The IASB (International Accounting Standards Board) has moved to a mark to market accounting of both pension liabilities and assets.  It isn’t too far fetched to believe that the US will adopt these same standards in the near future.  Unfortunately, since GASB uses the ROA to value plan liabilities, it becomes clear as to why the pension community continues to focus on the asset side of the equation instead of the liability side, which should be driving asset allocation and investment structure.

Attached for your review is our presentation.  We encourage you to reach out to us if you have any questions or challenges.



Where are the Economies of Scale?

Since its founding in August 2011, KCS has tried to highlight some of the issues facing the US retirement industry in the hopes that perhaps best practices could be identified and DB plans, as a result, SAVED.  I recently came across the “Status Report on Local Government Pension Plans” for Pennsylvania.  The report was released in December 2012, and it used information through calendar year 2011.

The following paragraph jumped out at me:

“Pennsylvania’s local government pension plans comprise more than 25 percent of the public employee
pension plans in the United States. There are now more than 3,200 local government pension plans in
Pennsylvania, and the number is continuing to grow. Seventy percent of the local government pension plans
are self-insured, defined benefit plans, and 30 percent are money purchase or other type plans. The pension
plans range in size from one to more than 18,000 active members, but more than 98 percent of the pension
plans can be characterized as small (less than 100 members). While 68 percent of the local government
pension plans have ten or fewer members, 32 percent have three or fewer active members.”

I find it hard to believe that anyone thinks that having more than 3,200 local government plans in PA is a good idea, especially when one considers that 98% of the plans have fewer than 100 employees.
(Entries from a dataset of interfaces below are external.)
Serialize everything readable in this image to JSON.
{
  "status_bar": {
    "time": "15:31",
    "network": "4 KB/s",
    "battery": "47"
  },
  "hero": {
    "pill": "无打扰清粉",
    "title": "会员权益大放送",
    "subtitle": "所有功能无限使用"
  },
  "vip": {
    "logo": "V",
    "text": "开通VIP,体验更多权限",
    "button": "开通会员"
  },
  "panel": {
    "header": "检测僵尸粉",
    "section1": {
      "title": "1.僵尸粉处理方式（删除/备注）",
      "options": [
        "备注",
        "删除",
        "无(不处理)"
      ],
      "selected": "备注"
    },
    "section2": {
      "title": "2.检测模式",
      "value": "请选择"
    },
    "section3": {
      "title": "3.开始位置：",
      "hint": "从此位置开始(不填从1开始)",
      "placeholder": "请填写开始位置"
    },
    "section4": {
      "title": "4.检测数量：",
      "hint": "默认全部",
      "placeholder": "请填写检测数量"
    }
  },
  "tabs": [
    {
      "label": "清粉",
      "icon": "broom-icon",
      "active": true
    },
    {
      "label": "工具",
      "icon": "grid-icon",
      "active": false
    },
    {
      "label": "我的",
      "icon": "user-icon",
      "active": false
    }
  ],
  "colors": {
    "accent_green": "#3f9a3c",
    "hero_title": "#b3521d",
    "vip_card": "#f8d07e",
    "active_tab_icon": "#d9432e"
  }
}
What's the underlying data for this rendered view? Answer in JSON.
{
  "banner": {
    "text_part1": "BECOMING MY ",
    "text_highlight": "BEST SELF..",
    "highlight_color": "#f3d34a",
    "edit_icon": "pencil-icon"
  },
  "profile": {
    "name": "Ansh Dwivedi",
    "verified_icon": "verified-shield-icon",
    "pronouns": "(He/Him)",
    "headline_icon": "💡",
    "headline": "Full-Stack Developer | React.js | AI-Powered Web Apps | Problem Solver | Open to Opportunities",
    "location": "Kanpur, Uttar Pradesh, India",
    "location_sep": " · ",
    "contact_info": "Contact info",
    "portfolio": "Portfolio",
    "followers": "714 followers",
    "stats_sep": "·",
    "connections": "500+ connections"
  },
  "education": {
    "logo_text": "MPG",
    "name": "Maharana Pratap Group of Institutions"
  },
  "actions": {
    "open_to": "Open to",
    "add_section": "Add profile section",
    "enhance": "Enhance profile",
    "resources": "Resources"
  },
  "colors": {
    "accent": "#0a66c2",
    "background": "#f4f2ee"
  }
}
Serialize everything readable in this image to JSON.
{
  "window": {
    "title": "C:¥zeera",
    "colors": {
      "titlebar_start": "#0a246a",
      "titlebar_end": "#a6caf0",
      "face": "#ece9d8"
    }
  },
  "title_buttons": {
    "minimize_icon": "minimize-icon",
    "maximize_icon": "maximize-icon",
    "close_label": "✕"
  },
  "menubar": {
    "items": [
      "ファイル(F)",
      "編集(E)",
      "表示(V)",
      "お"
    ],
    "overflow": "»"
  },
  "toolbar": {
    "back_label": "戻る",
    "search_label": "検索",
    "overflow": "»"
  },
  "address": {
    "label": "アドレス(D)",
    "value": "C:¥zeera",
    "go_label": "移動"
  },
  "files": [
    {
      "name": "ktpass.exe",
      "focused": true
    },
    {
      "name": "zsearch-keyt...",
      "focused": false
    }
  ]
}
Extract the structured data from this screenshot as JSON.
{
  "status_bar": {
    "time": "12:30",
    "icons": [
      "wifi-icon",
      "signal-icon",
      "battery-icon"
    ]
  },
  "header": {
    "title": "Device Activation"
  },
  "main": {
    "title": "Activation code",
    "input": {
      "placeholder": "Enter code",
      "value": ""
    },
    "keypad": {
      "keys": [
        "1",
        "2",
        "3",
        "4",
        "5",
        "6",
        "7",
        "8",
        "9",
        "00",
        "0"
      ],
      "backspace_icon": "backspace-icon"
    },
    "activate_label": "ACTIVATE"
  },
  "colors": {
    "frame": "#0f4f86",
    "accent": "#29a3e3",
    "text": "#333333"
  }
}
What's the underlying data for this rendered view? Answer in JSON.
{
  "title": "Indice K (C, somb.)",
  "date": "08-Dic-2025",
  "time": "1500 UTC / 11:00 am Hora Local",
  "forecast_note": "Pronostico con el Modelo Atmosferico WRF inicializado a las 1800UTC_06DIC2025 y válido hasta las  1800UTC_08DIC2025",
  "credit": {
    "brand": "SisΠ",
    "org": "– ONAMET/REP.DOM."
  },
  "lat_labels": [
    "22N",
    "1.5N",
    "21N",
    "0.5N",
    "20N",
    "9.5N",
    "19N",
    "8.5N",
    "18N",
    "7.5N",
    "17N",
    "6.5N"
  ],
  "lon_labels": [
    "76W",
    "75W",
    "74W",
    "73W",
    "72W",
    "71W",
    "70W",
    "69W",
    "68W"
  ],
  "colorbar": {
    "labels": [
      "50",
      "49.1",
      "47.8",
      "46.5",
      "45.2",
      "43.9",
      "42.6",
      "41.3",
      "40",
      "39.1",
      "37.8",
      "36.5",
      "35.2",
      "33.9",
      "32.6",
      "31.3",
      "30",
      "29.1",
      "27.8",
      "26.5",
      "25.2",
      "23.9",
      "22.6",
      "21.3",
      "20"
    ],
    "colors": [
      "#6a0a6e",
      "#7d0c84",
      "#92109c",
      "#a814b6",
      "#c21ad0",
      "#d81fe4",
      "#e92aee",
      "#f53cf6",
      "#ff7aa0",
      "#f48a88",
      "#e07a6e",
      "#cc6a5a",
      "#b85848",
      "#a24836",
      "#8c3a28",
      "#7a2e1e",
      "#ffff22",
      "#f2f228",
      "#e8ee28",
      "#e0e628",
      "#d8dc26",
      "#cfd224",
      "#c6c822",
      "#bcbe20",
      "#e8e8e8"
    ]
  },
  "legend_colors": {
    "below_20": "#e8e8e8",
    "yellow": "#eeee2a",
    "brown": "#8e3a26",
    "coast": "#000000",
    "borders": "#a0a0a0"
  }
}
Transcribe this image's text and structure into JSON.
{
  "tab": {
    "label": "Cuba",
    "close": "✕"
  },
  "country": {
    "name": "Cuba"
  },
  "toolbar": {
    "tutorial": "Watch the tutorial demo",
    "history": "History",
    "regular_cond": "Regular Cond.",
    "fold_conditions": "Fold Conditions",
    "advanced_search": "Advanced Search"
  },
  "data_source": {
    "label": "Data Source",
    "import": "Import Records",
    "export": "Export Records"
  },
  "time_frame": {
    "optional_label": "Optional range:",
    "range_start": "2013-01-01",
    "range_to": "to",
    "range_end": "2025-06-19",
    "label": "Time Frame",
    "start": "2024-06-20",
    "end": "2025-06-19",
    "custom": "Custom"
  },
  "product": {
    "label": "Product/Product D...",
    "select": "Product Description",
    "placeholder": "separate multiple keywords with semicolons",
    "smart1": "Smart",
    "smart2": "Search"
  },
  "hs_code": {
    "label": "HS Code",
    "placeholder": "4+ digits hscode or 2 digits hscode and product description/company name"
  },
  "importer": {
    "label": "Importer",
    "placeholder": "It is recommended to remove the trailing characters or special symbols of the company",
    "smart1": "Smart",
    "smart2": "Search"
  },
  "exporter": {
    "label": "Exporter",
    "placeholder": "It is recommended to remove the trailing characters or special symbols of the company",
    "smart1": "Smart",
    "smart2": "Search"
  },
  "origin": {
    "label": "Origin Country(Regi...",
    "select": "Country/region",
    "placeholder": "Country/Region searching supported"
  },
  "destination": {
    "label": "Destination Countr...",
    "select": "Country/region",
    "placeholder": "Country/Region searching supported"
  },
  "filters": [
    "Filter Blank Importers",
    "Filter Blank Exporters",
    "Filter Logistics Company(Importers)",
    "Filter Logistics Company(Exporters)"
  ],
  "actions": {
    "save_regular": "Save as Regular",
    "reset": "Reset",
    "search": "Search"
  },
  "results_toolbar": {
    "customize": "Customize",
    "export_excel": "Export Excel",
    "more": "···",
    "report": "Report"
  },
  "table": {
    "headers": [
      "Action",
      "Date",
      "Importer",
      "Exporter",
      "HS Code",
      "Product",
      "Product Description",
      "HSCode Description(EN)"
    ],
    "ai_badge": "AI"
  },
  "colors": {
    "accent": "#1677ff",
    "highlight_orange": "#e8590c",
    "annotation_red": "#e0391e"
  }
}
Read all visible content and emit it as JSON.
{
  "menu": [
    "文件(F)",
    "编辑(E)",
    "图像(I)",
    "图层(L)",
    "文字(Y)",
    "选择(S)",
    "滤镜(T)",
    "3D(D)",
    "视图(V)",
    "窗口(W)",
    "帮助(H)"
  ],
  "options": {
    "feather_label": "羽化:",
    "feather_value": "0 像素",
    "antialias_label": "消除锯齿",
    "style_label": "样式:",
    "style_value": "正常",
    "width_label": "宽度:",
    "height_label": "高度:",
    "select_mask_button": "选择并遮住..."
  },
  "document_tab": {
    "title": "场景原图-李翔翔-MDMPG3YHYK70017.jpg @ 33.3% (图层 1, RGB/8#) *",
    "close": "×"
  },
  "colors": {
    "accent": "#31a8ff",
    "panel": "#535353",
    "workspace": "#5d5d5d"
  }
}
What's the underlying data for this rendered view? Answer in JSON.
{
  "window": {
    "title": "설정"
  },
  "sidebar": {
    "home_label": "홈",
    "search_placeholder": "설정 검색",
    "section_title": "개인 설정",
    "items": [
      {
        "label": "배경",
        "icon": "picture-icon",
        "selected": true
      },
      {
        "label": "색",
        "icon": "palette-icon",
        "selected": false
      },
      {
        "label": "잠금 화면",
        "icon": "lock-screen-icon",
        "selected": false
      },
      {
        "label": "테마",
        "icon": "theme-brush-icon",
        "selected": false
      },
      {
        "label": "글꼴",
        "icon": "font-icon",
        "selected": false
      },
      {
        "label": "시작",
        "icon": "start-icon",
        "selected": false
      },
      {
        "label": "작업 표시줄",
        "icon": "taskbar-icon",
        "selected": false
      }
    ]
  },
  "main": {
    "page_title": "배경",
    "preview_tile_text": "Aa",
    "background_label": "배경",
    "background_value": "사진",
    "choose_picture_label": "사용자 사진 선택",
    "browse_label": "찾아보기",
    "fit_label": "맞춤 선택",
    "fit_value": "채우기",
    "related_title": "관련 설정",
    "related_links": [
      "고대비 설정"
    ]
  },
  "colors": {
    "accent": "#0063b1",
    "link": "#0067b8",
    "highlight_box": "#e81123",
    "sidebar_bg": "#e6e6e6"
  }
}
The local governments and their participants would be much better off pooling their resources into larger, more professionally managed DB plans that afford everyone the benefit or economies of scale. 

I suspect that there exist other states in the Union with a similar governance structure, but if we are to preserve the defined benefit plan as the retirement vehicle of choice, we need to reduce the cost of managing these plans.  Allowing thousands of defined benefit plans with fewer than 100 participants to exist is not sound governance.

Could This Hybrid Plan Revolutionize the Pension Industry?

As we’ve seen recently in NJ with Governor Christie’s decision to withhold the State’s annual required contribution, public and private pension funds are under extreme funding pressure.  As a result, traditional DB plans continue to be terminated / frozen in rapid fashion, with new employees being migrated to defined contribution structures. Unfortunately, the complete shift in risk from the sponsor to the employee is proving to be a disaster, with most employees incapable of funding and managing their own retirement (median account balance for a DC participant is slightly more than $13,000).

Importantly, KCS is pleased to announce that we’ve entered into an alliance with Ed Friend, a long-tenured and highly successful actuary, Ryan ALM and Longevity Financial Consultants to bring to the marketplace a patent pending hybrid DB structure that provides the plan sponsor with a fixed cost feature. The product is called Double DB, and as a hybrid, combines elements of both DB and DC. We think that this new design could revolutionize the pension industry by making the use of defined benefit plans more economical for the sponsoring organization.

Please don’t hesitate to reach out to us if you’d like to receive more information on Double DB. We think that both employers and employees are better served utilizing the Double DB design.